(Excerpts from a dataset)
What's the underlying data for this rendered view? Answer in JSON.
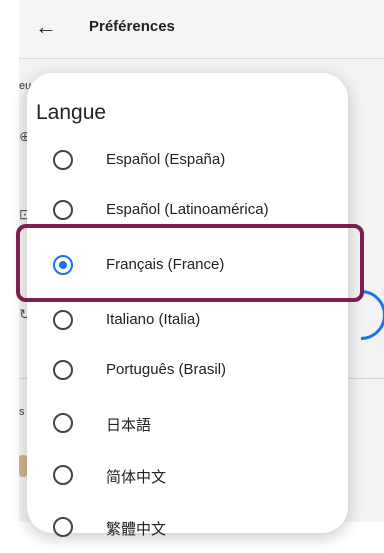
{
  "header": {
    "title": "Préférences",
    "back_icon": "←"
  },
  "background": {
    "side_text": "eu",
    "side_text2": "s"
  },
  "dialog": {
    "title": "Langue",
    "options": [
      {
        "label": "Español (España)",
        "selected": false
      },
      {
        "label": "Español (Latinoamérica)",
        "selected": false
      },
      {
        "label": "Français (France)",
        "selected": true
      },
      {
        "label": "Italiano (Italia)",
        "selected": false
      },
      {
        "label": "Português (Brasil)",
        "selected": false
      },
      {
        "label": "日本語",
        "selected": false
      },
      {
        "label": "简体中文",
        "selected": false
      },
      {
        "label": "繁體中文",
        "selected": false
      }
    ]
  },
  "colors": {
    "accent": "#1a73e8",
    "highlight": "#7a1f4f"
  }
}
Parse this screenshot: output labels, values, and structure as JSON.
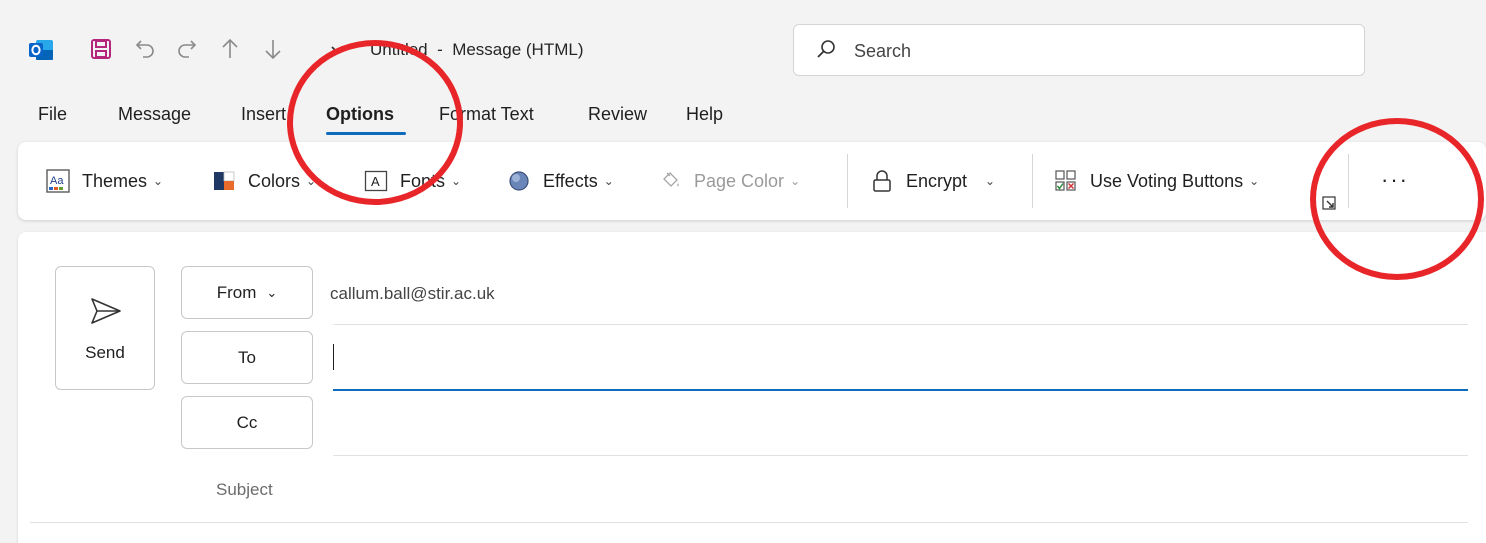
{
  "window": {
    "title": "Untitled  -  Message (HTML)"
  },
  "search": {
    "placeholder": "Search"
  },
  "quick_access_icons": [
    "save-icon",
    "undo-icon",
    "redo-icon",
    "up-arrow-icon",
    "down-arrow-icon",
    "customize-chevron-icon"
  ],
  "menu": {
    "tabs": [
      "File",
      "Message",
      "Insert",
      "Options",
      "Format Text",
      "Review",
      "Help"
    ],
    "active": "Options"
  },
  "ribbon": {
    "themes": "Themes",
    "colors": "Colors",
    "fonts": "Fonts",
    "effects": "Effects",
    "page_color": "Page Color",
    "encrypt": "Encrypt",
    "voting": "Use Voting Buttons",
    "more": "···"
  },
  "compose": {
    "send_label": "Send",
    "from_label": "From",
    "to_label": "To",
    "cc_label": "Cc",
    "subject_label": "Subject",
    "from_address": "callum.ball@stir.ac.uk",
    "to_value": "",
    "cc_value": "",
    "subject_value": ""
  },
  "colors": {
    "accent": "#0f6cbd",
    "annotation": "#e8262a",
    "outlook_blue": "#0a64c8",
    "save_purple": "#b4257c"
  }
}
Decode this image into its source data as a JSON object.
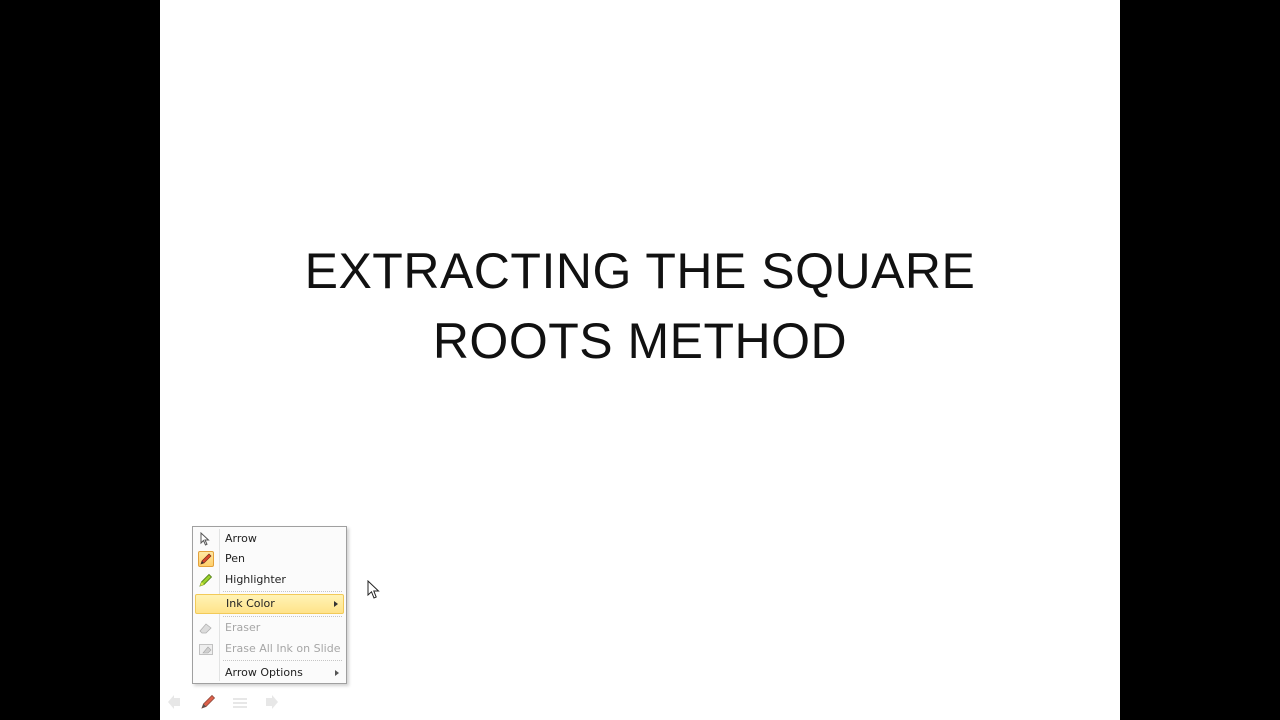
{
  "slide": {
    "title_line1": "EXTRACTING THE SQUARE",
    "title_line2": "ROOTS METHOD"
  },
  "context_menu": {
    "items": [
      {
        "label": "Arrow",
        "icon": "arrow-pointer-icon",
        "enabled": true
      },
      {
        "label": "Pen",
        "icon": "pen-icon",
        "enabled": true,
        "checked": true
      },
      {
        "label": "Highlighter",
        "icon": "highlighter-icon",
        "enabled": true
      },
      {
        "label": "Ink Color",
        "icon": null,
        "enabled": true,
        "submenu": true,
        "highlighted": true
      },
      {
        "label": "Eraser",
        "icon": "eraser-icon",
        "enabled": false
      },
      {
        "label": "Erase All Ink on Slide",
        "icon": "erase-all-icon",
        "enabled": false
      },
      {
        "label": "Arrow Options",
        "icon": null,
        "enabled": true,
        "submenu": true
      }
    ]
  },
  "toolbar": {
    "buttons": [
      "previous-arrow-icon",
      "pen-icon",
      "menu-icon",
      "next-arrow-icon"
    ]
  },
  "colors": {
    "menu_highlight": "#ffe38a",
    "pen_checked": "#ffcf6b",
    "background": "#000000",
    "slide": "#ffffff"
  }
}
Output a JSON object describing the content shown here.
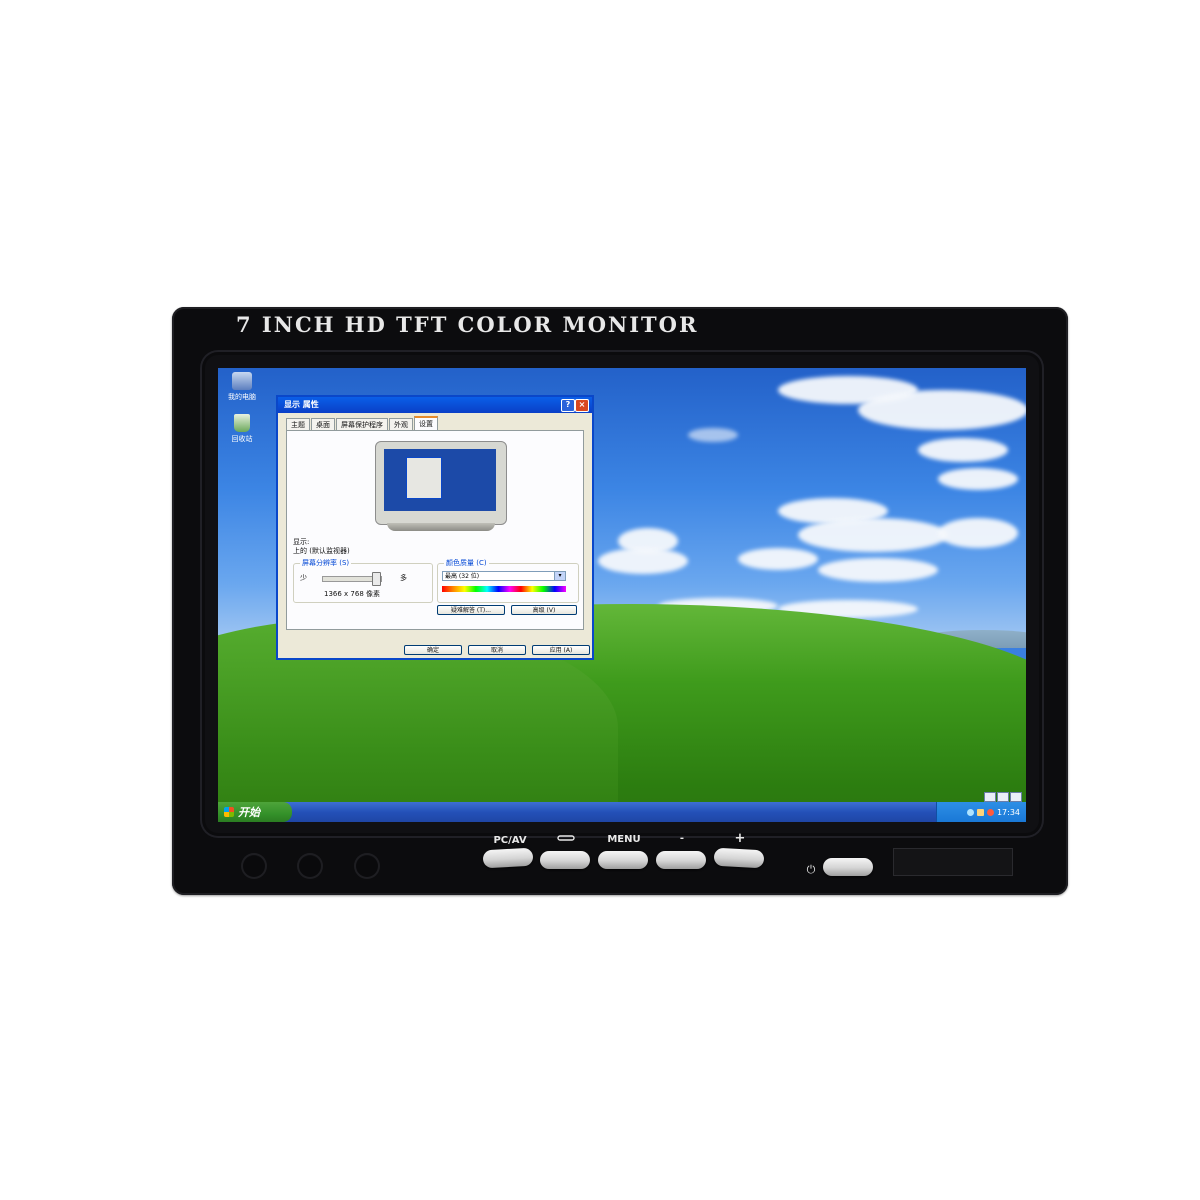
{
  "monitor": {
    "brand_text": "7 INCH HD TFT COLOR MONITOR",
    "buttons": [
      {
        "label": "PC/AV",
        "icon": ""
      },
      {
        "label": "",
        "icon": "input-swap-icon"
      },
      {
        "label": "MENU",
        "icon": ""
      },
      {
        "label": "-",
        "icon": ""
      },
      {
        "label": "+",
        "icon": ""
      }
    ],
    "power_icon": "⏻"
  },
  "desktop": {
    "icons": [
      {
        "label": "我的电脑",
        "icon": "my-computer-icon"
      },
      {
        "label": "回收站",
        "icon": "recycle-bin-icon"
      }
    ],
    "taskbar": {
      "start_label": "开始",
      "clock": "17:34"
    }
  },
  "dialog": {
    "title": "显示 属性",
    "help_btn": "?",
    "close_btn": "×",
    "tabs": [
      "主题",
      "桌面",
      "屏幕保护程序",
      "外观",
      "设置"
    ],
    "active_tab": "设置",
    "display_label": "显示:",
    "display_value": "上的 (默认监视器)",
    "resolution": {
      "title": "屏幕分辨率 (S)",
      "less": "少",
      "more": "多",
      "value": "1366 x 768 像素",
      "slider_level": 0.85
    },
    "color": {
      "title": "颜色质量 (C)",
      "selected": "最高 (32 位)"
    },
    "troubleshoot_btn": "疑难解答 (T)...",
    "advanced_btn": "高级 (V)",
    "ok_btn": "确定",
    "cancel_btn": "取消",
    "apply_btn": "应用 (A)"
  },
  "colors": {
    "xp_blue": "#0a47c9",
    "xp_green": "#34912a",
    "bezel": "#0c0c0e"
  }
}
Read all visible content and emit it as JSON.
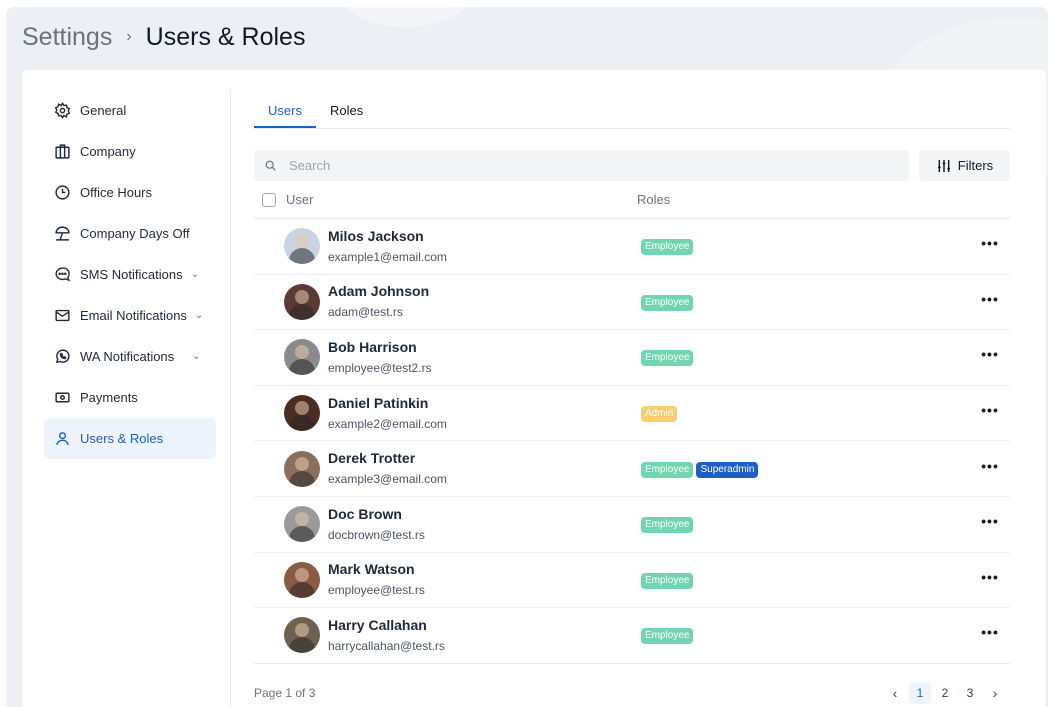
{
  "breadcrumb": {
    "root": "Settings",
    "separator": "›",
    "current": "Users & Roles"
  },
  "sidebar": {
    "items": [
      {
        "label": "General",
        "icon": "gear-icon",
        "chevron": ""
      },
      {
        "label": "Company",
        "icon": "building-icon",
        "chevron": ""
      },
      {
        "label": "Office Hours",
        "icon": "clock-icon",
        "chevron": ""
      },
      {
        "label": "Company Days Off",
        "icon": "beach-umbrella-icon",
        "chevron": ""
      },
      {
        "label": "SMS Notifications",
        "icon": "chat-bubble-icon",
        "chevron": "⌄"
      },
      {
        "label": "Email Notifications",
        "icon": "envelope-icon",
        "chevron": "⌄"
      },
      {
        "label": "WA Notifications",
        "icon": "whatsapp-icon",
        "chevron": "⌄"
      },
      {
        "label": "Payments",
        "icon": "cash-icon",
        "chevron": ""
      },
      {
        "label": "Users & Roles",
        "icon": "user-icon",
        "chevron": "",
        "active": true
      }
    ]
  },
  "tabs": [
    {
      "label": "Users",
      "active": true
    },
    {
      "label": "Roles",
      "active": false
    }
  ],
  "search": {
    "placeholder": "Search",
    "value": ""
  },
  "filters_label": "Filters",
  "table": {
    "headers": {
      "user": "User",
      "roles": "Roles"
    },
    "rows": [
      {
        "name": "Milos Jackson",
        "email": "example1@email.com",
        "roles": [
          "Employee"
        ],
        "avatar_color": "#c9d3e2"
      },
      {
        "name": "Adam Johnson",
        "email": "adam@test.rs",
        "roles": [
          "Employee"
        ],
        "avatar_color": "#5b3a36"
      },
      {
        "name": "Bob Harrison",
        "email": "employee@test2.rs",
        "roles": [
          "Employee"
        ],
        "avatar_color": "#8a8a8a"
      },
      {
        "name": "Daniel Patinkin",
        "email": "example2@email.com",
        "roles": [
          "Admin"
        ],
        "avatar_color": "#4a2e22"
      },
      {
        "name": "Derek Trotter",
        "email": "example3@email.com",
        "roles": [
          "Employee",
          "Superadmin"
        ],
        "avatar_color": "#8c6f5a"
      },
      {
        "name": "Doc Brown",
        "email": "docbrown@test.rs",
        "roles": [
          "Employee"
        ],
        "avatar_color": "#9a9a9a"
      },
      {
        "name": "Mark Watson",
        "email": "employee@test.rs",
        "roles": [
          "Employee"
        ],
        "avatar_color": "#8a5a42"
      },
      {
        "name": "Harry Callahan",
        "email": "harrycallahan@test.rs",
        "roles": [
          "Employee"
        ],
        "avatar_color": "#6d6250"
      }
    ],
    "row_action": "•••"
  },
  "pagination": {
    "summary": "Page 1 of 3",
    "pages": [
      "1",
      "2",
      "3"
    ],
    "current": "1",
    "prev": "‹",
    "next": "›"
  },
  "colors": {
    "accent": "#1d5fc4",
    "employee": "#6fd6b0",
    "admin": "#f6cf72",
    "superadmin": "#1d5fc4"
  }
}
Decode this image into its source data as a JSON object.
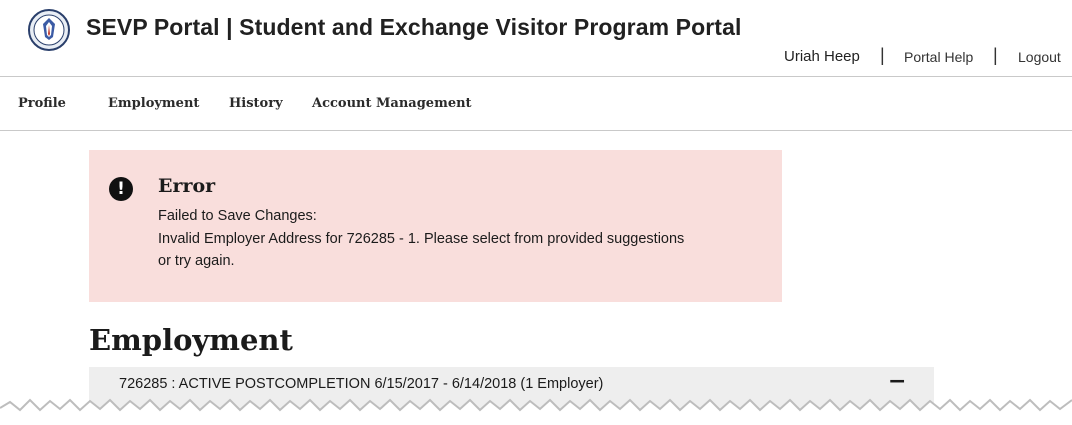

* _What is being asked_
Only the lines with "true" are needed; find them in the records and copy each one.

* _Expected answer_
        "selected": true
        "enabled": true
        "enabled": true,
        "checked": true
        "enabled": true
        "enabled": true,
        "submenu": true,
        "highlighted": true
        "enabled": true,
        "submenu": true
        "active": true
      "active": true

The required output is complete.